This has been the best year for cucumbers and tomatoes. They just keep coming. Ironically, they also take a while to get established, but when they do – oh boy! This season I planted an early crop of cukes in the greenhouse and then direct seeded a crop outside in early June and with another planting in mid-July. The greenhouse cukes are done, the June cukes are slowing down and the July cukes are hitting their stride.

Look for Klesick Farms cucumbers till the first hard frost. We absolutely love the flavor of the Silver Slicers. Those yellowish white cucumbers have great flavor and provide a nice break from the traditional green slicers that come most of the year.

However, we also plant the classic green slicing cucumber “Marketmore”. Whenever Marketmore’s are brought up in grower circles, you should hear the poetic waxing, “Those are beautiful.” or “The disease resistance is incredible.” or “They just keep producing!” or “They taste great!”. Jeesh, all this gushing about a cucumber! It is well deserved.

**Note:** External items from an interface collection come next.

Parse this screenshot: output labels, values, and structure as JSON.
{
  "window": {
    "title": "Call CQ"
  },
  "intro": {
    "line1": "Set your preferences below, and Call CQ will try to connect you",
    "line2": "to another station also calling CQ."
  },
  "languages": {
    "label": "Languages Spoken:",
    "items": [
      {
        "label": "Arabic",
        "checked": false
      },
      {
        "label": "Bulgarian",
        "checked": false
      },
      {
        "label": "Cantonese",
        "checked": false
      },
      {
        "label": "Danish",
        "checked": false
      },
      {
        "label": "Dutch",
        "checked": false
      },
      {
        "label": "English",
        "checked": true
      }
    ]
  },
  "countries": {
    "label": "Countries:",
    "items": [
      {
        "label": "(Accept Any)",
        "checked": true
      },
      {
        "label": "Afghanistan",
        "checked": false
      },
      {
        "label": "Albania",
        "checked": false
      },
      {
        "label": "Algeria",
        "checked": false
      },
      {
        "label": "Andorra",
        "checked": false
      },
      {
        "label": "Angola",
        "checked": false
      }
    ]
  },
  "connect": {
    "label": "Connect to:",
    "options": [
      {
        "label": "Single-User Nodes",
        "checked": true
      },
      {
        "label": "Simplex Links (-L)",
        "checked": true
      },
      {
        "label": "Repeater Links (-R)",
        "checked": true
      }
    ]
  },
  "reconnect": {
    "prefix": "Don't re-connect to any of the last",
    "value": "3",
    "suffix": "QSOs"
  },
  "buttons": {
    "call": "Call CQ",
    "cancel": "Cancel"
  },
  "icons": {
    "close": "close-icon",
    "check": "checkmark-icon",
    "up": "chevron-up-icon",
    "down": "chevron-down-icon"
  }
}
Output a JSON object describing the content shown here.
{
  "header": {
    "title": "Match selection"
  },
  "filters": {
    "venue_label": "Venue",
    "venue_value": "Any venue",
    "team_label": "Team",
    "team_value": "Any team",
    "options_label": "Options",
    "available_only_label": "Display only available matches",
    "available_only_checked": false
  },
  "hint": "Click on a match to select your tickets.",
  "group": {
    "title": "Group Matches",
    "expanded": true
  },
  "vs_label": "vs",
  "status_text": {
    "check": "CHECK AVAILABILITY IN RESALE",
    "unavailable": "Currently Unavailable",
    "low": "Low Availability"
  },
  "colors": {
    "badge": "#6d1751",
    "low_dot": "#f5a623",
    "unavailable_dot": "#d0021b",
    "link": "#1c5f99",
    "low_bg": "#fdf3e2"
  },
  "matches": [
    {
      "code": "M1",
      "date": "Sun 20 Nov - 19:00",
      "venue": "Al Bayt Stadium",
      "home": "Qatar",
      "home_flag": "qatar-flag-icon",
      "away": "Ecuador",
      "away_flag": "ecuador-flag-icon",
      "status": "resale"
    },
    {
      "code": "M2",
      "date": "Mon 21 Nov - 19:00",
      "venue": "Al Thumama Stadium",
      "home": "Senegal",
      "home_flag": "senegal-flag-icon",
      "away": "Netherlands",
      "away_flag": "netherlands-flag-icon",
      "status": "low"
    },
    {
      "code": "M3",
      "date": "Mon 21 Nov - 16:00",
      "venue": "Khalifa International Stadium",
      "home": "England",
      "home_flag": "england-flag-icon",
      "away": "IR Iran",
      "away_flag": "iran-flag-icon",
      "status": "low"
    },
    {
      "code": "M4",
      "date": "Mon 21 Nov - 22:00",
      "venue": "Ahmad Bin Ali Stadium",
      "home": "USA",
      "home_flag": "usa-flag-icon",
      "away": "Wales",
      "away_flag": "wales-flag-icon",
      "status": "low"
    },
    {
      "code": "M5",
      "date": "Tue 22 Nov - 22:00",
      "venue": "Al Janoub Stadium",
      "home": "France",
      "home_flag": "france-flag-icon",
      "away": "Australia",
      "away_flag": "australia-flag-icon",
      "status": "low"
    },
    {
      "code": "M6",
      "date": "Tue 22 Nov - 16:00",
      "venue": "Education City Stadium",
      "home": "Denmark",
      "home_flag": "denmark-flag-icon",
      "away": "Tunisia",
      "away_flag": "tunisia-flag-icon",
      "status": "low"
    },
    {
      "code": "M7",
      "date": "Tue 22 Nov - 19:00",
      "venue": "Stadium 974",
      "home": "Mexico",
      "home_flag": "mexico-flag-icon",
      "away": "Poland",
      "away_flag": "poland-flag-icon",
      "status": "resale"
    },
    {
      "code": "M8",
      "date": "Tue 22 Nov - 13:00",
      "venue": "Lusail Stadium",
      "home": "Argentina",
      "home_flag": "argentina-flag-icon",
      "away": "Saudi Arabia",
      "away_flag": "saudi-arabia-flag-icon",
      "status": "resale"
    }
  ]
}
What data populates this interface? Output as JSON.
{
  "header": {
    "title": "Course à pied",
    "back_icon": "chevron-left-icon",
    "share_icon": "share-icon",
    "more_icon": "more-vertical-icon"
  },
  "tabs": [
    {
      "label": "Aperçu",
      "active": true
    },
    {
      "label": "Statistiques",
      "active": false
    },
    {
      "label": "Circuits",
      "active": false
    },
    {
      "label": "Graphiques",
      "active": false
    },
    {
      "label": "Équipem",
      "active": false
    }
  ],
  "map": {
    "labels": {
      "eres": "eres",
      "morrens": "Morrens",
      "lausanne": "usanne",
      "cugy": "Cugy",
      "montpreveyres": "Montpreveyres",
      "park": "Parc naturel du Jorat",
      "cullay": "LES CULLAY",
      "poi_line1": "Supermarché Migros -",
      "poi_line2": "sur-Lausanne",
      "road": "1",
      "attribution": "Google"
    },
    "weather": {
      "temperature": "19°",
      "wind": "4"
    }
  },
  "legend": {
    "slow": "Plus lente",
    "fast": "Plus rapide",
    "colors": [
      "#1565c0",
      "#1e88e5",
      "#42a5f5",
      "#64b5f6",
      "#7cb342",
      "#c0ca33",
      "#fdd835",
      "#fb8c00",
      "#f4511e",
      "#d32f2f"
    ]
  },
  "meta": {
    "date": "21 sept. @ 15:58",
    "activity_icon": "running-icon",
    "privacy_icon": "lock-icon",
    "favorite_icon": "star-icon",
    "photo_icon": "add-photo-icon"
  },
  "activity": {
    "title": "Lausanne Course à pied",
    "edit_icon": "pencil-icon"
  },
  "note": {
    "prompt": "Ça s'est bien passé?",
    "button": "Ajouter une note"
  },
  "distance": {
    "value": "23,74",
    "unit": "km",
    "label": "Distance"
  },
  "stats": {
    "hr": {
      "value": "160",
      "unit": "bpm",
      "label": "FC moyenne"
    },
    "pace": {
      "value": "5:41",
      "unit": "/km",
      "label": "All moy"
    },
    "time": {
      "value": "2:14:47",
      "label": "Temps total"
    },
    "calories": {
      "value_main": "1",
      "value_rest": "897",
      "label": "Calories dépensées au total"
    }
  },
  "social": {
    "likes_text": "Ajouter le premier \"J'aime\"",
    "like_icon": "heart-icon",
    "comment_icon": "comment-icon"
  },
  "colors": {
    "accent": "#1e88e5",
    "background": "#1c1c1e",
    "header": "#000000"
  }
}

And when you plant a Marketmore or Silver Slicer in organic soils it tastes even better, but, really every crop tastes better when it is grown organically. The healthier soil combined with ample water and sunshine is a recipe for a bumper crop bursting with nutrition and flavor!

This week I am switching gears in the “boxes of good”. Our friends at Highwater farms have some excellent Fennel and I have a good quantity of beets, so we are pairing the two together and offering a roasted fennel beet salad for the recipe. Fennel isn’t on the dinner plate often, but every so often I like to stretch a few taste buds.

You can follow the recipe here or google how to use Fennel, or you can do what I do. I grab every root vegetable that has been hanging around waiting to be eaten (think: carrots, sweet potatoes, beets, potatoes, garlic, onions, and fennel), chop them up into 1″ chunks, coat them with olive oil, sea salt and a little pepper, toss them into a pan and roast them all at 425 degrees for about 40 minutes. YUM! The tricky thing about eating good vegetables is that you have to eat them to get the nutrition. I know the produce is beautiful and you just can’t bring yourselves to cook them, it’s okay, but their beauty really shines when you eat them.



Farmer/Health Advocate